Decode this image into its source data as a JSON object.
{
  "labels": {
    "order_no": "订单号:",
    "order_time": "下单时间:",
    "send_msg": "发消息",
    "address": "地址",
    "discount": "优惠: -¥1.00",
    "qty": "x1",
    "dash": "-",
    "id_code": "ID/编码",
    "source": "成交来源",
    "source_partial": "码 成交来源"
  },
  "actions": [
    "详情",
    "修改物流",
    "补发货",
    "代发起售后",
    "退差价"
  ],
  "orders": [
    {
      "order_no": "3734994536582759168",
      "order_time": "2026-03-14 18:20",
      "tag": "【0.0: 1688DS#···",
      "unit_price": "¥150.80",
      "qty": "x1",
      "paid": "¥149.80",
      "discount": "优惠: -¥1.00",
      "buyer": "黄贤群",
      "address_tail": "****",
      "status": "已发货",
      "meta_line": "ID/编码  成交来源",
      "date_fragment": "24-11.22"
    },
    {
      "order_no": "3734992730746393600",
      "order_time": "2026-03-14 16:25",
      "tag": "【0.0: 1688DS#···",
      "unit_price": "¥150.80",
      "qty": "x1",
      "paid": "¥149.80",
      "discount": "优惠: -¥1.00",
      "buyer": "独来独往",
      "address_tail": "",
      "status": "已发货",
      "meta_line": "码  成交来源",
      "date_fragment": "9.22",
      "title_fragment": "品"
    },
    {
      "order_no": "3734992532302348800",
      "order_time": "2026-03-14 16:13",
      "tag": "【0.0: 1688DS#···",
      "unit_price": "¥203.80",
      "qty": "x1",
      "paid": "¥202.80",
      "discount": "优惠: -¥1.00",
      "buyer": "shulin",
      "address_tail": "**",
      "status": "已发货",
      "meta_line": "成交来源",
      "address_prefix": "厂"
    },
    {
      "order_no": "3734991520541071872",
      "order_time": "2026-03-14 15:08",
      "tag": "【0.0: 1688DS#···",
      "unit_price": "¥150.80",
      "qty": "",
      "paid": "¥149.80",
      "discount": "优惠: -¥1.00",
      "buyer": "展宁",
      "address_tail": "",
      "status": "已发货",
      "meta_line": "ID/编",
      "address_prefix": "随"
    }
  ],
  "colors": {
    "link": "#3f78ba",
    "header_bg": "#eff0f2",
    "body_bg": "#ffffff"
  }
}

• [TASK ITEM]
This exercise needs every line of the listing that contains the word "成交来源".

• [YOUR RESPONSE]
    "source": "成交来源",
    "source_partial": "码 成交来源"
      "meta_line": "ID/编码  成交来源",
      "meta_line": "码  成交来源",
      "meta_line": "成交来源",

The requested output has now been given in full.